Don't you just love when coaches use that euphemism? They could just as easily say, "We're gonna' get clobbered this year because we lost our star quarterback and every other starting player on the team." I prefer the hope and humility that come with the phrase "rebuilding year."
That's how I feel right now about my body. My cancer is in remission, but it's going to take some time to get back into shape. In spite of my grand efforts to stay fit, I've lost muscle tone. And, as you know, I'm underweight. My body mass index (BMI) of 16.8 puts me into the same category as an anorexic. But, so far, gaining weight has proven challenging. (Who said you can't be too rich or too thin?)
Most troubling is the continuing "slack skin" under my arms, on my back and upper legs. Every month, my crepe paper skin becomes more crinkly and grotesque. Ever since I found out that it's not a T-cell lymphoma, I've been in search of an explanation and a solution, but I've found none.
In September, I saw Dr. Sasaki, a plastic surgeon who makes the beautiful people of Pasadena even more beautiful. He recommended a non-invasive process called Thermage.

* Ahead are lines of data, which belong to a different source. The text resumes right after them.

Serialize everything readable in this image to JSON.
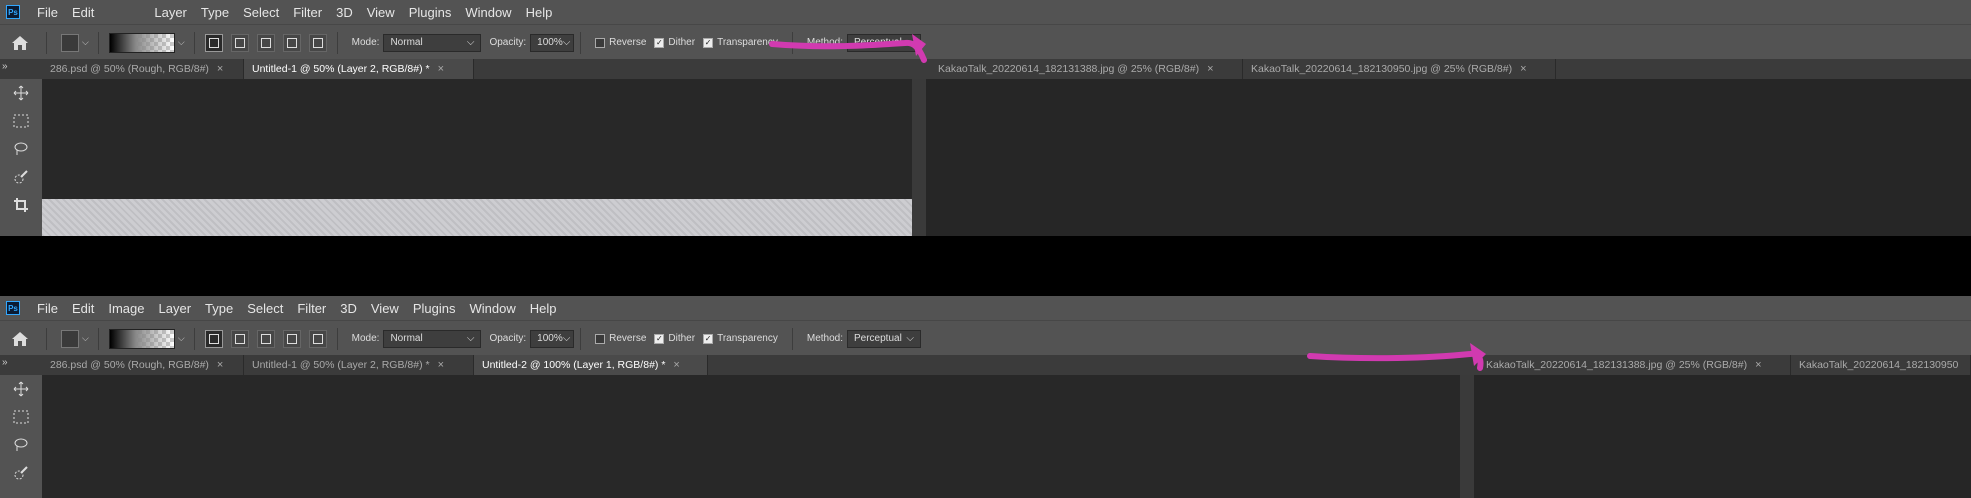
{
  "top": {
    "menu": [
      "File",
      "Edit",
      "Layer",
      "Type",
      "Select",
      "Filter",
      "3D",
      "View",
      "Plugins",
      "Window",
      "Help"
    ],
    "options": {
      "mode_label": "Mode:",
      "mode_value": "Normal",
      "opacity_label": "Opacity:",
      "opacity_value": "100%",
      "reverse_label": "Reverse",
      "dither_label": "Dither",
      "transparency_label": "Transparency",
      "method_label": "Method:",
      "method_value": "Perceptual"
    },
    "tabs": [
      {
        "label": "286.psd @ 50% (Rough, RGB/8#)"
      },
      {
        "label": "Untitled-1 @ 50% (Layer 2, RGB/8#) *"
      },
      {
        "label": "KakaoTalk_20220614_182131388.jpg @ 25% (RGB/8#)"
      },
      {
        "label": "KakaoTalk_20220614_182130950.jpg @ 25% (RGB/8#)"
      }
    ]
  },
  "bottom": {
    "menu": [
      "File",
      "Edit",
      "Image",
      "Layer",
      "Type",
      "Select",
      "Filter",
      "3D",
      "View",
      "Plugins",
      "Window",
      "Help"
    ],
    "options": {
      "mode_label": "Mode:",
      "mode_value": "Normal",
      "opacity_label": "Opacity:",
      "opacity_value": "100%",
      "reverse_label": "Reverse",
      "dither_label": "Dither",
      "transparency_label": "Transparency",
      "method_label": "Method:",
      "method_value": "Perceptual"
    },
    "tabs": [
      {
        "label": "286.psd @ 50% (Rough, RGB/8#)"
      },
      {
        "label": "Untitled-1 @ 50% (Layer 2, RGB/8#) *"
      },
      {
        "label": "Untitled-2 @ 100% (Layer 1, RGB/8#) *"
      },
      {
        "label": "KakaoTalk_20220614_182131388.jpg @ 25% (RGB/8#)"
      },
      {
        "label": "KakaoTalk_20220614_182130950"
      }
    ]
  },
  "colors": {
    "annotation": "#d13ab0",
    "ps_blue": "#31a8ff"
  }
}
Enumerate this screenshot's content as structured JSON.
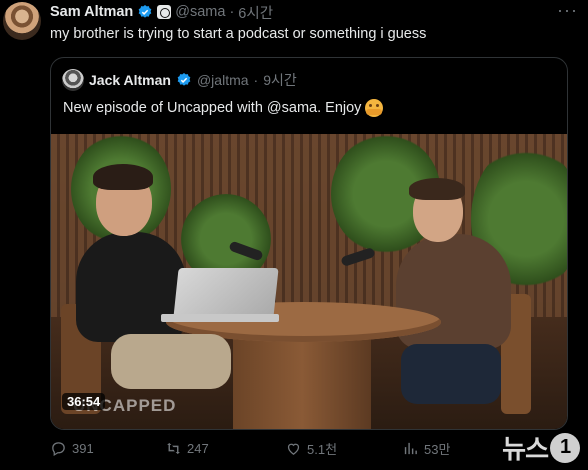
{
  "tweet": {
    "author_name": "Sam Altman",
    "handle": "@sama",
    "separator": "·",
    "time": "6시간",
    "more_label": "···",
    "text": "my brother is trying to start a podcast or something i guess"
  },
  "quote": {
    "author_name": "Jack Altman",
    "handle": "@jaltma",
    "separator": "·",
    "time": "9시간",
    "text": "New episode of Uncapped with @sama. Enjoy",
    "emoji": "hugging-face-icon",
    "video": {
      "duration": "36:54",
      "overlay_text": "UNCAPPED"
    }
  },
  "actions": {
    "replies": "391",
    "reposts": "247",
    "likes": "5.1천",
    "views": "53만"
  },
  "watermark": {
    "text": "뉴스",
    "badge": "1"
  },
  "colors": {
    "background": "#000000",
    "text": "#e7e9ea",
    "muted": "#71767b",
    "verified": "#1d9bf0",
    "border": "#2f3336"
  }
}
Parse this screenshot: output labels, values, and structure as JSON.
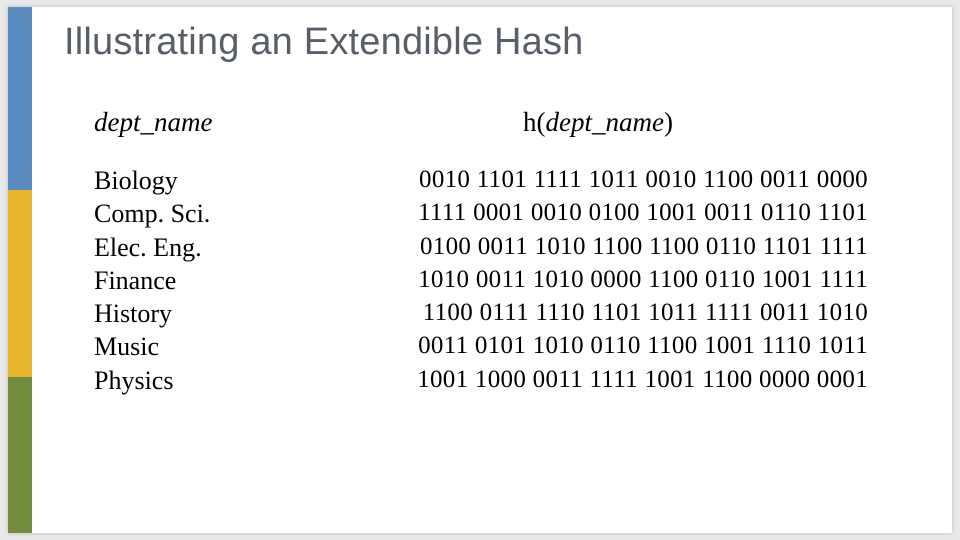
{
  "title": "Illustrating an Extendible Hash",
  "headers": {
    "dept": "dept_name",
    "hash_fn": "h",
    "hash_open": "(",
    "hash_arg": "dept_name",
    "hash_close": ")"
  },
  "rows": [
    {
      "dept": "Biology",
      "hash": "0010 1101 1111 1011 0010 1100 0011 0000"
    },
    {
      "dept": "Comp. Sci.",
      "hash": "1111 0001 0010 0100 1001 0011 0110 1101"
    },
    {
      "dept": "Elec. Eng.",
      "hash": "0100 0011 1010 1100 1100 0110 1101 1111"
    },
    {
      "dept": "Finance",
      "hash": "1010 0011 1010 0000 1100 0110 1001 1111"
    },
    {
      "dept": "History",
      "hash": "1100 0111 1110 1101 1011 1111 0011 1010"
    },
    {
      "dept": "Music",
      "hash": "0011 0101 1010 0110 1100 1001 1110 1011"
    },
    {
      "dept": "Physics",
      "hash": "1001 1000 0011 1111 1001 1100 0000 0001"
    }
  ]
}
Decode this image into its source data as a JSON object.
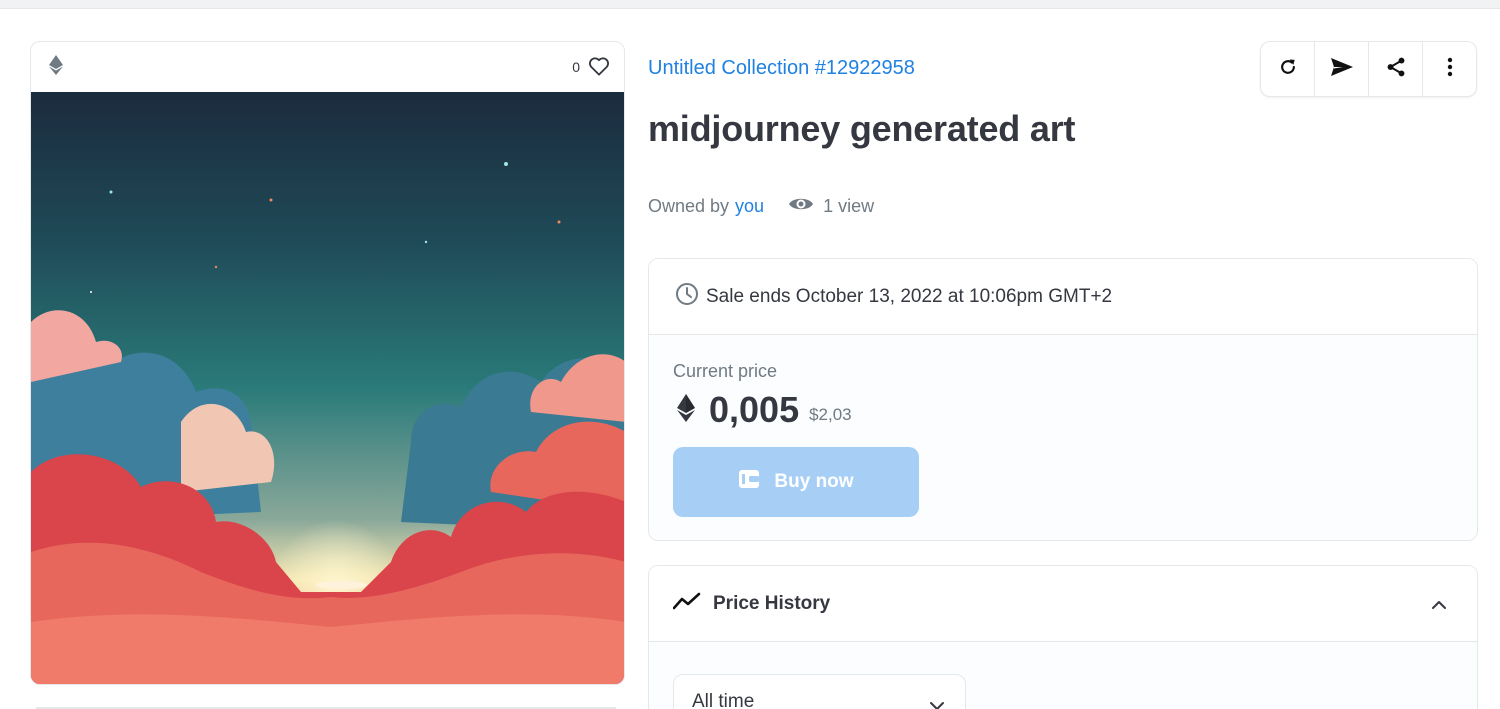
{
  "media": {
    "chain_icon": "ethereum-icon",
    "favorites_count": "0",
    "favorite_icon": "heart-icon",
    "image_alt": "midjourney generated art"
  },
  "item": {
    "collection_name": "Untitled Collection #12922958",
    "title": "midjourney generated art",
    "owned_by_label": "Owned by",
    "owner": "you",
    "views": "1 view"
  },
  "actions": [
    {
      "name": "refresh-icon"
    },
    {
      "name": "transfer-icon"
    },
    {
      "name": "share-icon"
    },
    {
      "name": "more-icon"
    }
  ],
  "sale": {
    "ends_text": "Sale ends October 13, 2022 at 10:06pm GMT+2",
    "current_price_label": "Current price",
    "price": "0,005",
    "fiat_price": "$2,03",
    "buy_label": "Buy now"
  },
  "history": {
    "title": "Price History",
    "range_value": "All time"
  },
  "colors": {
    "accent": "#2081e2",
    "buy_button_disabled": "#a7cff6",
    "text_primary": "#353840",
    "text_secondary": "#707a83",
    "border": "#e5e8eb"
  }
}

Today I met with my Pasadena dermotologist to see if she had any further explanations or recommendations. She saw me in August, but practically gasped when she saw my current condition, which she describes as "dramatic." Unfortunately, she, like Dr. Chang, had no explanation or solution. Her physician's assistant, who used to work with Dr. Sasaki, said that I was way past the point when Thermage could be effective. (The good news is that I just saved $10,000. The bad news is that I have no other treatment options.)
I agreed to let my doctor play "show and tell" with me by participating in the Dermatology Grand Rounds at the USC Keck School of Medicine in March. Local dermatologists bring in their "special diagnostic or therapeutic challenges" during the rounds. A panel of residents and full-time faculty members will examine our baffling conditions. Then the doctors will meet for "a didactic lecture and case discussions." It's the medical world's answer to "What's My Line?"
Other than the humiliation of participating in what could be a "dermatology freak show" and exposing the most hated parts of my body to a group of stranger doctors, I have nothing to lose. After all, it's a rebuilding year.